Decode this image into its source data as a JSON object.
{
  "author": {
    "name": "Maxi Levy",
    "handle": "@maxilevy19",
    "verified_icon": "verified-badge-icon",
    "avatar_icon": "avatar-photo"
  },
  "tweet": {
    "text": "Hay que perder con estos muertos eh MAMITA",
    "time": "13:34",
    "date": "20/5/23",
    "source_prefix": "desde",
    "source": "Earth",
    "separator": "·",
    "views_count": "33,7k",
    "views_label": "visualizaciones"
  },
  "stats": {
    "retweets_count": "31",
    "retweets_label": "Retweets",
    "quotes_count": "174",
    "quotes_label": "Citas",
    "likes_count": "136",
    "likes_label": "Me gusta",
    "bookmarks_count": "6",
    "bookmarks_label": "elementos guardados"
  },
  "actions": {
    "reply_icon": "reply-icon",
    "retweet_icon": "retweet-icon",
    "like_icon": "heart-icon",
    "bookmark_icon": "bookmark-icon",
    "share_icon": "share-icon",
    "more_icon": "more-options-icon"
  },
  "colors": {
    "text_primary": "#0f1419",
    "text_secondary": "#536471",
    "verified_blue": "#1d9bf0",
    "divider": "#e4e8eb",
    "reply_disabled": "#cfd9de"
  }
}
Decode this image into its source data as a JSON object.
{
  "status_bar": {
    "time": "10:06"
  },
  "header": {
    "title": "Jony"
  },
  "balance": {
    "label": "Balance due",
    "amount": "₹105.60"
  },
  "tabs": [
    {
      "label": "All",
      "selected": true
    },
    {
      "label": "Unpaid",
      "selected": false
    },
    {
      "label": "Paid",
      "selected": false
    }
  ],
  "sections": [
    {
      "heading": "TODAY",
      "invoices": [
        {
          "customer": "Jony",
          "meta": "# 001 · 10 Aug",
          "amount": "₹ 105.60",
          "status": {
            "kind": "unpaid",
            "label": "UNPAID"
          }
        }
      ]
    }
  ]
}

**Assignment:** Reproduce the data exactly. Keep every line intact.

**Task solution:**
Decode this image into its source data as a JSON object.
{
  "author": {
    "name": "Maxi Levy",
    "handle": "@maxilevy19",
    "verified_icon": "verified-badge-icon",
    "avatar_icon": "avatar-photo"
  },
  "tweet": {
    "text": "Hay que perder con estos muertos eh MAMITA",
    "time": "13:34",
    "date": "20/5/23",
    "source_prefix": "desde",
    "source": "Earth",
    "separator": "·",
    "views_count": "33,7k",
    "views_label": "visualizaciones"
  },
  "stats": {
    "retweets_count": "31",
    "retweets_label": "Retweets",
    "quotes_count": "174",
    "quotes_label": "Citas",
    "likes_count": "136",
    "likes_label": "Me gusta",
    "bookmarks_count": "6",
    "bookmarks_label": "elementos guardados"
  },
  "actions": {
    "reply_icon": "reply-icon",
    "retweet_icon": "retweet-icon",
    "like_icon": "heart-icon",
    "bookmark_icon": "bookmark-icon",
    "share_icon": "share-icon",
    "more_icon": "more-options-icon"
  },
  "colors": {
    "text_primary": "#0f1419",
    "text_secondary": "#536471",
    "verified_blue": "#1d9bf0",
    "divider": "#e4e8eb",
    "reply_disabled": "#cfd9de"
  }
}
Decode this image into its source data as a JSON object.
{
  "status_bar": {
    "time": "10:06"
  },
  "header": {
    "title": "Jony"
  },
  "balance": {
    "label": "Balance due",
    "amount": "₹105.60"
  },
  "tabs": [
    {
      "label": "All",
      "selected": true
    },
    {
      "label": "Unpaid",
      "selected": false
    },
    {
      "label": "Paid",
      "selected": false
    }
  ],
  "sections": [
    {
      "heading": "TODAY",
      "invoices": [
        {
          "customer": "Jony",
          "meta": "# 001 · 10 Aug",
          "amount": "₹ 105.60",
          "status": {
            "kind": "unpaid",
            "label": "UNPAID"
          }
        }
      ]
    }
  ]
}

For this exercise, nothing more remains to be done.